Bighorn sheep typically inhabit alpine meadows, grassy mountain slopes and foothills near rugged, rocky cliffs and bluffs. Bighorn sheep cannot move though deep snow, so they prefer drier slopes where the annual snowfall is less than about sixty inches a year. A bighorn’s winter range usually lies 2,500-5,000 feet in elevation, while its summer range is tends to be 6,000-8,500 feet. Besides being highly susceptible to to certain diseases carried by domestic sheep such as scabies and pneumonia; additional mortality occurs as a result of accidents involving rocks falling and or falling off cliffs (a hazard of living in steep, rugged terrain). Bighorns are well adapted to climbing steep terrain where they seek cover from predators. Predation primarily occurs with lambs which are hunted by coyotes, bobcats, lynxes and golden eagles. Bighorn sheep of all ages are threatened by wolves, bears and especially cougars, which are perhaps best equipped with the agility to predate in uneven, rocky habitats.They are considered good indicators of land health because the species is sensitive to many human-induced environmental problems.
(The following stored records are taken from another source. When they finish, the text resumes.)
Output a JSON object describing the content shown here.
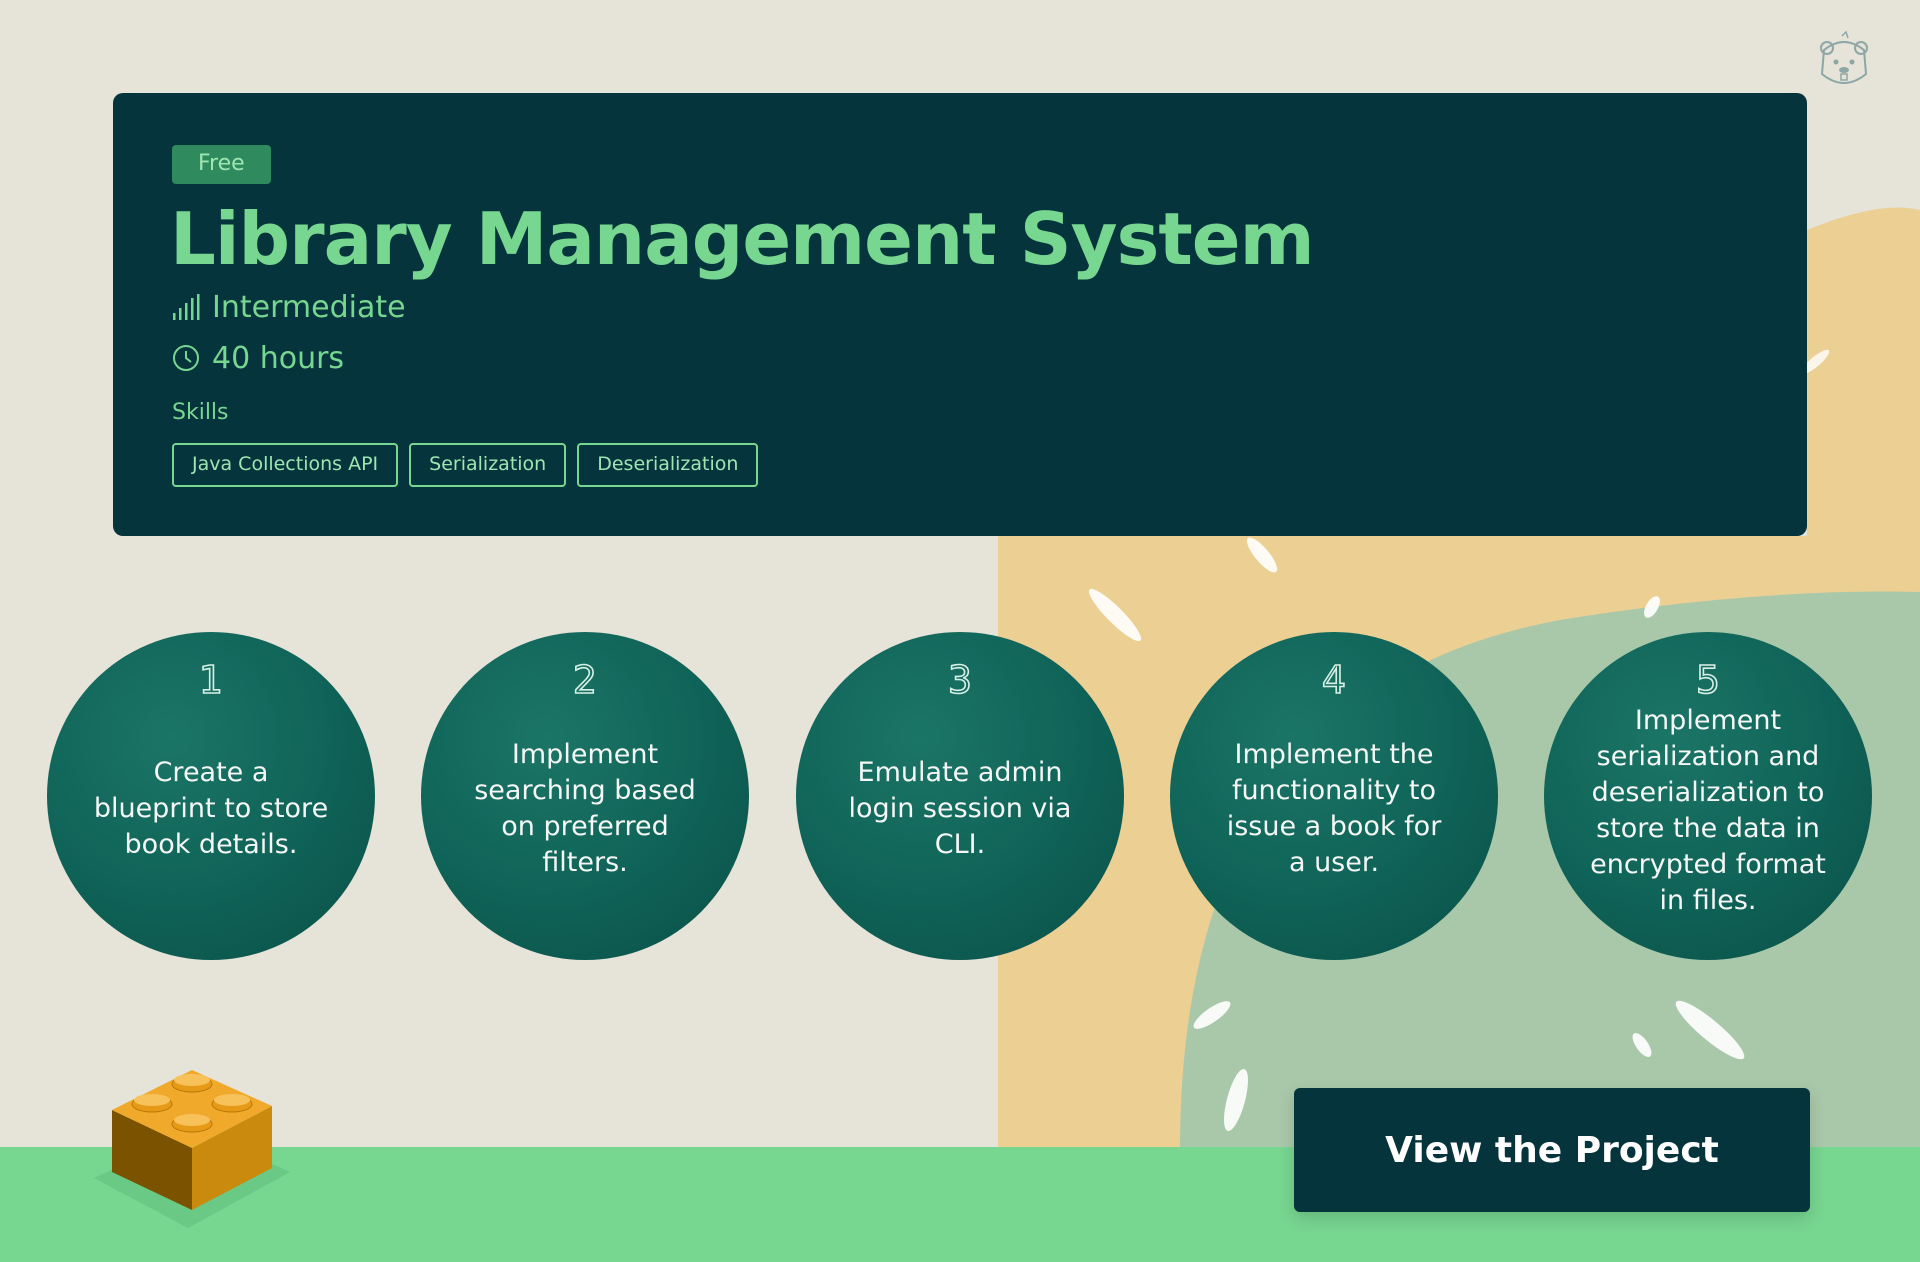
{
  "project": {
    "badge": "Free",
    "title": "Library Management System",
    "level": "Intermediate",
    "duration": "40 hours",
    "skills_label": "Skills",
    "skills": [
      "Java Collections API",
      "Serialization",
      "Deserialization"
    ]
  },
  "steps": [
    {
      "num": "1",
      "text": "Create a blueprint to store book details."
    },
    {
      "num": "2",
      "text": "Implement searching based on preferred filters."
    },
    {
      "num": "3",
      "text": "Emulate admin login session via CLI."
    },
    {
      "num": "4",
      "text": "Implement the functionality to issue a book for a user."
    },
    {
      "num": "5",
      "text": "Implement serialization and deserialization to store the data in encrypted format in files."
    }
  ],
  "cta": {
    "label": "View the Project"
  },
  "icons": {
    "level": "signal-bars-icon",
    "duration": "clock-icon",
    "mascot": "beaver-logo-icon",
    "decoration": "lego-brick-icon"
  },
  "colors": {
    "card_bg": "#05343c",
    "accent_green": "#77d690",
    "step_circle": "#0f6257",
    "page_bg": "#e6e3d8",
    "sand": "#ebcf93",
    "sage": "#a9c8aa"
  }
}
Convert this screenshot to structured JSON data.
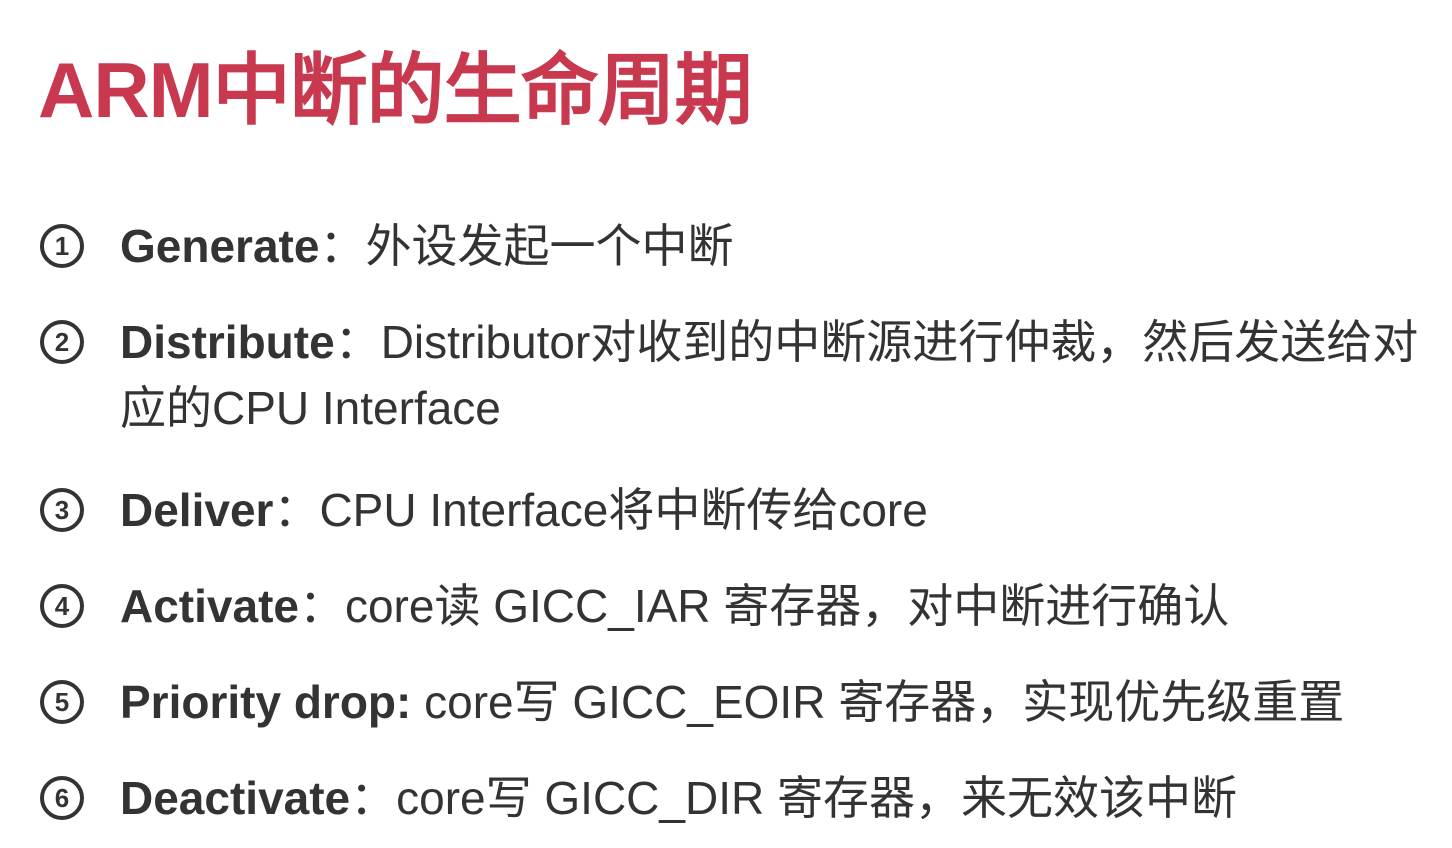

In addition to their aesthetic value, bighorn sheep are considered desirable game animals by hunters.
Taken on Sept 13/12 at 6:14pm between Cranbrook B.C. and Waterton National Park, Alberta, Canada.
Camera, Canon 7D
Lens, Canon EF 100-400mm L IS USM lens.
Taken at 1/2000’s at f/10, 170 mm, iso 800, man white bal.
No cropping, edited in Lightroom 4.2